Education Minister Joe McHugh has called for an immediate review of all Department of Education files to clarify when exactly officials first learned of the Celtic Tiger-era schools safety problems.
Mr McHugh confirmed the move last night amid opposition calls for an “independent investigation” and rival TD claims “there is a can of worms here about who knew what politically”.
Speaking as the department and Western Building Systems became embroiled in a fresh stand-off over who is responsible for what happened, Mr McHugh said he only heard of the crisis nine days ago, a week after becoming education minister.
Mr McHugh said while there were “a lot of red lights on fire safety” which were first uncovered in a 2015 Irish Examiner exposé, the first he learned of “structural” issues was last Thursday when urgent safety investigations were launched.
However, he confirmed that in light of the concerns, he has asked department officials to conduct an immediate review of existing files to clarify when exactly officials were first informed of what happened.
The comments came as Labour TD Joan Burton called for an “independent investigation” into Government knowledge of the crisis, and as Solidarity-People Before Profit TD Richard Boyd Barrett said issues were known a number of years ago.
Citing concerns he said were flagged by construction workers about WBS in 2011 and 2012, Mr Boyd Barrett warned: “Frankly, I think there is a can of worms here about who knew what politically.”
In recent days, Taoiseach Leo Varadkar and Mr McHugh have repeatedly stressed that the schools safety crisis was only revealed as part of emergency structural reviews launched last week, which led to three school closures and the risk of dozens more in the coming days.

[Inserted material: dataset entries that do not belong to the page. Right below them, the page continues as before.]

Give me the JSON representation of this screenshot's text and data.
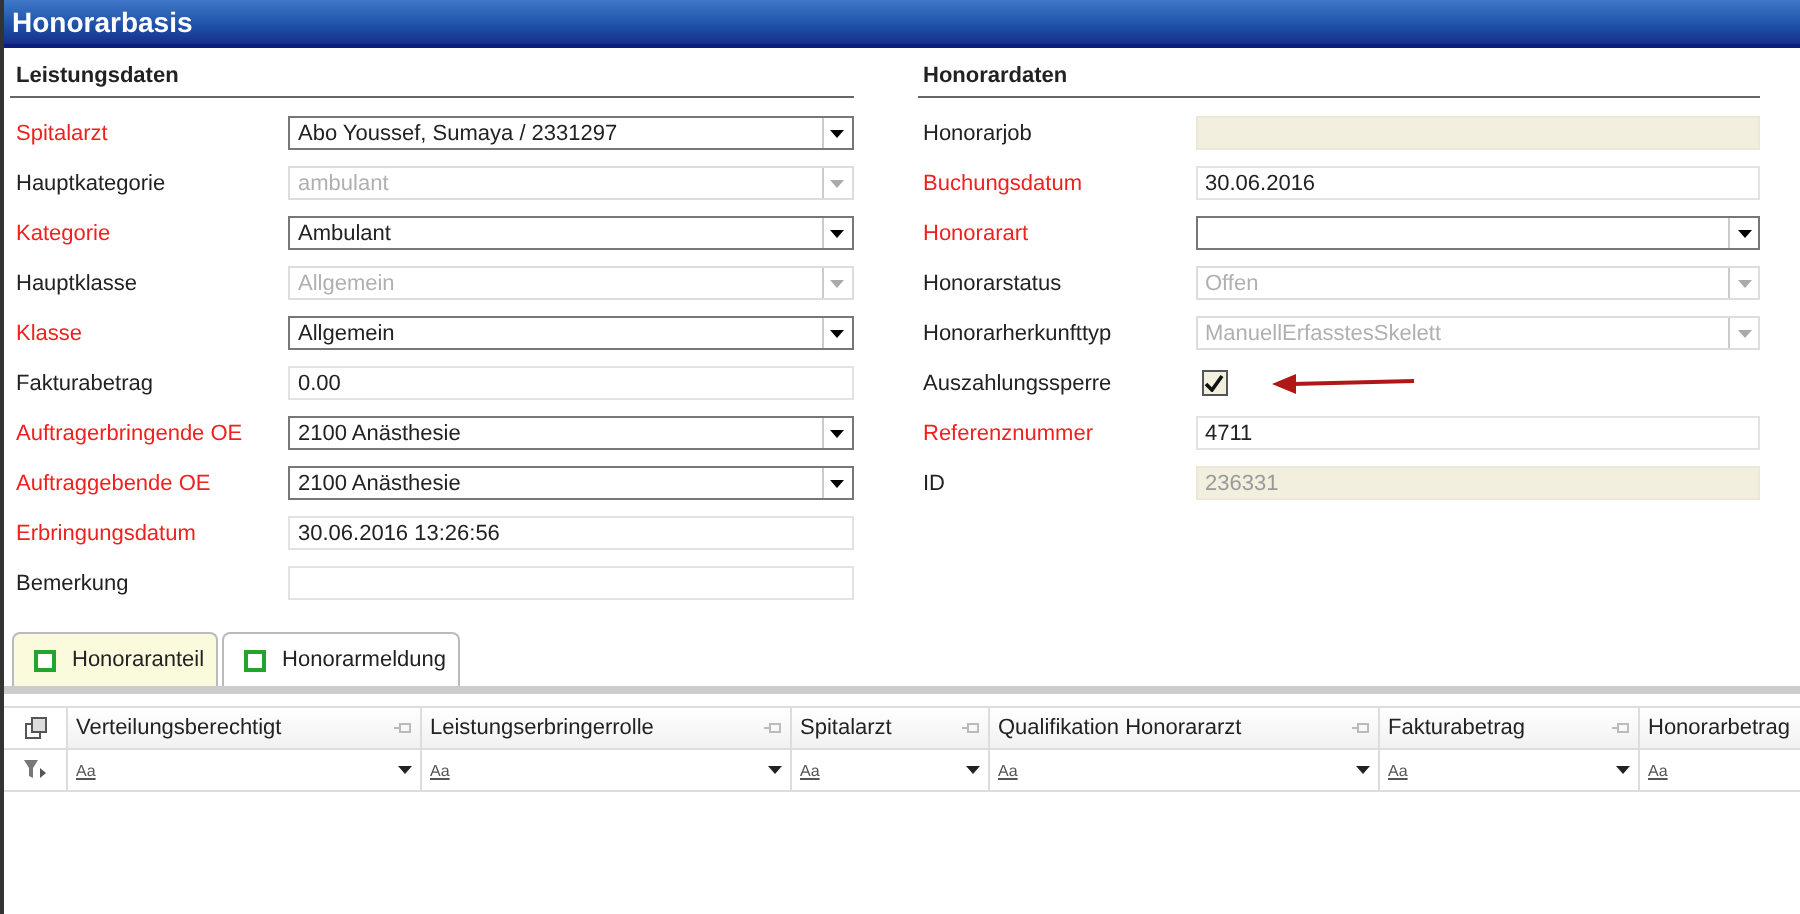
{
  "window": {
    "title": "Honorarbasis"
  },
  "sections": [
    {
      "title": "Leistungsdaten",
      "fields": [
        {
          "label": "Spitalarzt",
          "kind": "dropdown",
          "required": true,
          "disabled": false,
          "value": "Abo Youssef, Sumaya / 2331297"
        },
        {
          "label": "Hauptkategorie",
          "kind": "dropdown",
          "required": false,
          "disabled": true,
          "value": "ambulant"
        },
        {
          "label": "Kategorie",
          "kind": "dropdown",
          "required": true,
          "disabled": false,
          "value": "Ambulant"
        },
        {
          "label": "Hauptklasse",
          "kind": "dropdown",
          "required": false,
          "disabled": true,
          "value": "Allgemein"
        },
        {
          "label": "Klasse",
          "kind": "dropdown",
          "required": true,
          "disabled": false,
          "value": "Allgemein"
        },
        {
          "label": "Fakturabetrag",
          "kind": "text",
          "required": false,
          "readonly": false,
          "value": "0.00"
        },
        {
          "label": "Auftragerbringende OE",
          "kind": "dropdown",
          "required": true,
          "disabled": false,
          "value": "2100 Anästhesie"
        },
        {
          "label": "Auftraggebende OE",
          "kind": "dropdown",
          "required": true,
          "disabled": false,
          "value": "2100 Anästhesie"
        },
        {
          "label": "Erbringungsdatum",
          "kind": "text",
          "required": true,
          "readonly": false,
          "value": "30.06.2016 13:26:56"
        },
        {
          "label": "Bemerkung",
          "kind": "text",
          "required": false,
          "readonly": false
        }
      ]
    },
    {
      "title": "Honorardaten",
      "fields": [
        {
          "label": "Honorarjob",
          "kind": "text",
          "required": false,
          "readonly": true
        },
        {
          "label": "Buchungsdatum",
          "kind": "text",
          "required": true,
          "readonly": false,
          "value": "30.06.2016"
        },
        {
          "label": "Honorarart",
          "kind": "dropdown",
          "required": true,
          "disabled": false
        },
        {
          "label": "Honorarstatus",
          "kind": "dropdown",
          "required": false,
          "disabled": true,
          "value": "Offen"
        },
        {
          "label": "Honorarherkunfttyp",
          "kind": "dropdown",
          "required": false,
          "disabled": true,
          "value": "ManuellErfasstesSkelett"
        },
        {
          "label": "Auszahlungssperre",
          "kind": "checkbox",
          "required": false,
          "checked": true
        },
        {
          "label": "Referenznummer",
          "kind": "text",
          "required": true,
          "readonly": false,
          "value": "4711"
        },
        {
          "label": "ID",
          "kind": "text",
          "required": false,
          "readonly": true,
          "value": "236331"
        }
      ]
    }
  ],
  "tabs": [
    {
      "label": "Honoraranteil",
      "selected": true
    },
    {
      "label": "Honorarmeldung",
      "selected": false
    }
  ],
  "grid": {
    "columns": [
      {
        "header": "Verteilungsberechtigt",
        "filter": "Aa",
        "dropdown": true
      },
      {
        "header": "Leistungserbringerrolle",
        "filter": "Aa",
        "dropdown": true
      },
      {
        "header": "Spitalarzt",
        "filter": "Aa",
        "dropdown": true
      },
      {
        "header": "Qualifikation Honorararzt",
        "filter": "Aa",
        "dropdown": true
      },
      {
        "header": "Fakturabetrag",
        "filter": "Aa",
        "dropdown": true
      },
      {
        "header": "Honorarbetrag",
        "filter": "Aa",
        "dropdown": false
      }
    ]
  }
}
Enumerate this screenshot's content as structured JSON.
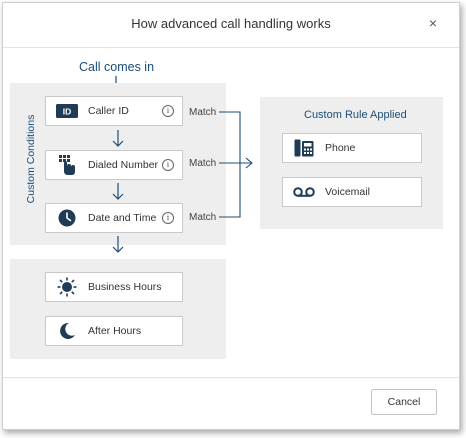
{
  "dialog": {
    "title": "How advanced call handling works",
    "close_label": "×",
    "cancel_label": "Cancel"
  },
  "flow": {
    "start_label": "Call comes in",
    "conditions_label": "Custom Conditions",
    "conditions": [
      {
        "label": "Caller ID",
        "icon": "id-card-icon",
        "match": "Match"
      },
      {
        "label": "Dialed Number",
        "icon": "dialpad-hand-icon",
        "match": "Match"
      },
      {
        "label": "Date and Time",
        "icon": "clock-icon",
        "match": "Match"
      }
    ],
    "hours": [
      {
        "label": "Business Hours",
        "icon": "sun-icon"
      },
      {
        "label": "After Hours",
        "icon": "moon-icon"
      }
    ]
  },
  "rule": {
    "title": "Custom Rule Applied",
    "targets": [
      {
        "label": "Phone",
        "icon": "desk-phone-icon"
      },
      {
        "label": "Voicemail",
        "icon": "voicemail-icon"
      }
    ]
  },
  "colors": {
    "accent": "#1b4e7a",
    "icon_dark": "#1f3b55",
    "panel": "#eeeeee"
  }
}
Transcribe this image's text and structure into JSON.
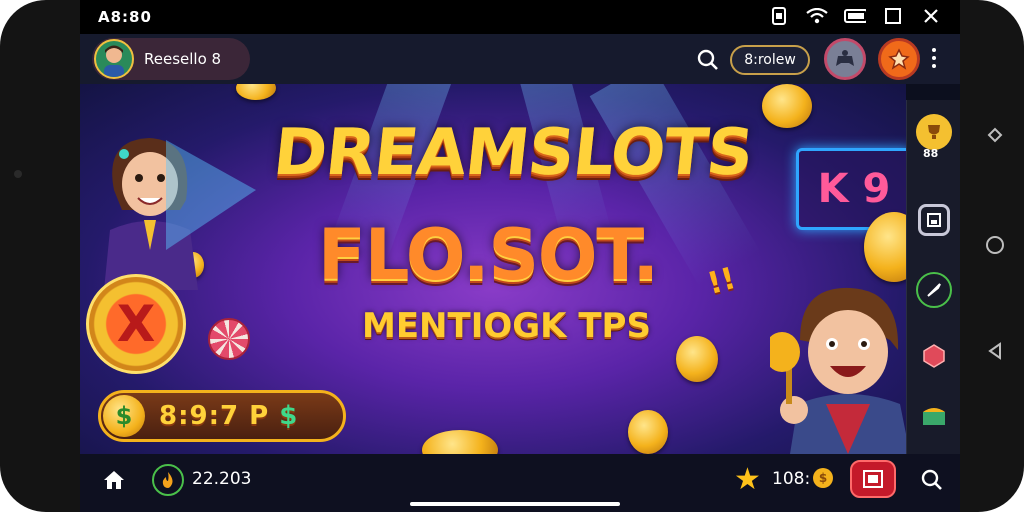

However, the claim appears to contradict previous reports from the Irish Examiner and Dublin Inquirer which include:
Then education minister Ruairi Quinn being told of some concerns in May 2013 and dismissing them as “minor”.
The department being warned of serious fire safety fears at Rush and Lusk Educate Together by Dublin Fire Brigade and two independent architects in June 2014, issues which cost €800,000 to repairs.
Five secret fire safety audits by the department into WBS schools which were only published after an Information Commissioner decision last year.
Dozens of further fire safety audits launched last October by then education minister Richard Bruton, which remain sealed.
In addition, despite the concerns raised in 2015, the department at the time said in a statement there was “no indication” schools may have to close.
Meanwhile, concerns continue to centre today over whether dozens of other WBS schools will be closed in the coming days due to fears that they are unsafe for children and staff.
Of the three currently closed schools, a department spokesperson said Tyrrelstown Educate Together and St Luke’s will partially re-open on Monday, November 5, meaning half of the 1,200 pupils can return.
He said Ardgillan will also be accommodated at Dun Laoghaire ETB in a shared community hall after the Halloween break.
Timeline of concern on schools
2008: WBS wins the contract to build dozens of schools within three months as part of the rapid build programme.
May 2013: Rush and Lusk Educate Together raises concerns with then education minister Ruairi Quinn about the building’s leaky windows and doors. Mr Quinn rejects the concerns as they are “minor” issues.
May 2014: Rush and Lusk commissions an independent architect report, which finds the building will burn down within 20 minutes of a blaze, below the 60- minute advised evacuation time. Dublin Fire Brigade repeats the warning in a separate report.
June 2014: On departmental advice, the school is not closed as €800,000 of repairs can take place over the summer, and re-housing 270 pupils poses problems. A general “repair works” letter is sent to parents. A department report confirms the issue.
October 2015: Then education minister Jan O’Sullivan launches a fire safety review of five more WBS schools. There is “no indication” schools may close, says department.
2016: After conducting five more audits on schools, the department demands WBS fixes serious problems and threatens legal action. The Irish Examiner reports WBS has received more than €60m in State hospital and housing projects, and is still building schools, and that Educate Together has been blocked seven times from accessing audit information.
September 2017: After a Dublin Inquirer FOI request and successful information commissioner appeal, the department releases the
five fire safety audits confirms it has asked a firm to conduct fire safety audits of all WBS schools. Education minister Richard Bruton says an internal departmental fire safety committee and clerk of works will be appointed.
September 2017-October 2018: Department refuses Irish Examiner requests on the still unpublished audits, if legal action is being taken and if the buildings are safe. The Sunday Times reports four legal actions underway.
October 19: Education Minister Joe McHugh launches separate structural safety reviews of WBS schools, which begin immediately.
October 23: Taoiseach Leo Varadkar and Mr McHugh confirm 42 schools now being examined, including three that have been closed.